My father always warned me not to look into his family’s side, saying “you may find a horse thief.” So far no horse thieves but definitely some twists and turns. Turns out I am descended, in small part, from people from Benin and Ghana. My grandfather was one quarter black; my dad was an octoroon.
As I have learned, the DeCuirs came to the U.S. in 1720 from Macon, a town that was once in France but is now in Belgium following a few wars and boundary changes. In Louisiana, our newly arrived ancestors started marrying those already there….many were free people of color.
Left: Albert DeCuir sailed to America in 1720; hand and machine stitched. Right: Checked fabric is French from the 1800s. Symbols are from those found on a grís-grís bag, worn by girls for protection. Note Islamic verses; this tradition traces back to Senegal & Ghana.
Apparently, Louisiana has a complicated racial and colonial history. Before Louisiana became an American territory in 1803, the area was under French and then Spanish control. Some of these free people of color were quite wealthy and even owned slaves themselves. (At the time, slaves could gain their freedom in several ways, by fighting for the colony or teaching the master’s children, for example.) I have a hard time getting into the mind of my slave-owning French, Black and Creole ancestors. I can’t help but think about how bizarre this is while I sew.
Using fabric from the present and the past, this new artwork uses as a reference point the area of Pointe Coupée, Louisiana, but rather than just copy a map, I have used it as a way to suggest many elements that come to mind: the much-divided plots of land for sugar, indigo, and cotton fields, the winding Mississippi, the mixing of French and African languages that became Kouri-Vini, the stolen lives of endless work, and the fact that I nearly lived my whole life knowing nothing about these ancestors.
*Re. Riverlake Plantation: I opened The NY Times in December of 2019 to learn, to my horror, that author Ernest Gaines (Autobiography of Miss Jane Pittman) grew up on Riverlake where five generations of his family had lived as slaves. About 20 years ago, he purchased the unkempt graveyard in order to be sure it would be taken care of properly.

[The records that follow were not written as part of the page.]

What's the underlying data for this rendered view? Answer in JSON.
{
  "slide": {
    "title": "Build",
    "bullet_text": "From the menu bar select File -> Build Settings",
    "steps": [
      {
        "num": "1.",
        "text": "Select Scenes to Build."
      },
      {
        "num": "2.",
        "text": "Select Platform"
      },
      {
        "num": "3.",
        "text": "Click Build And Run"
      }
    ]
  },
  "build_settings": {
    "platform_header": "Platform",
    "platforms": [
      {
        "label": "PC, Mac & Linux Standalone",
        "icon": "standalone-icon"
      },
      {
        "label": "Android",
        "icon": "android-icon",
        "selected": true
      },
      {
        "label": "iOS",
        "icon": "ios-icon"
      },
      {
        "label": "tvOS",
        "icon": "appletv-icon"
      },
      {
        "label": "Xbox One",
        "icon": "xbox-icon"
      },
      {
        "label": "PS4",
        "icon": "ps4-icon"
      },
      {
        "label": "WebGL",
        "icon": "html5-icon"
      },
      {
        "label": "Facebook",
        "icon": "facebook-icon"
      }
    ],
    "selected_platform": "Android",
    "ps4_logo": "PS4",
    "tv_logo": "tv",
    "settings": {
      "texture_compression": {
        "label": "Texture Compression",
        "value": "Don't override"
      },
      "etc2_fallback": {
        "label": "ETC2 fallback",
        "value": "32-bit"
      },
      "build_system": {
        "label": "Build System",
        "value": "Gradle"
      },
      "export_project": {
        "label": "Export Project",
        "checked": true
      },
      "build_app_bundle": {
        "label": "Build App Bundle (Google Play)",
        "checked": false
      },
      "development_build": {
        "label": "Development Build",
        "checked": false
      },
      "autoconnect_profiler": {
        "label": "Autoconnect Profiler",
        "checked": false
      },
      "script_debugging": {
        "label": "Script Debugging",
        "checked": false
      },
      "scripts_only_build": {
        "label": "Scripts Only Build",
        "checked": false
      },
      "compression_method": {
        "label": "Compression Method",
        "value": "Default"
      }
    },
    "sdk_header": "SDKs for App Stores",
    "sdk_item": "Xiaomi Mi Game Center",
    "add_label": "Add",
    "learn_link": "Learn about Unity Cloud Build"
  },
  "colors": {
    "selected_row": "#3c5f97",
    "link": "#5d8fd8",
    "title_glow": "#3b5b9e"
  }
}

Suzanne’s website is suzannedecuirfineart.com. Click here to watch “Life Jackets,” the 8-minute film (free streaming) by Pamela Beere Briggs & William McDonald featuring another of Suzanne’s recent projects.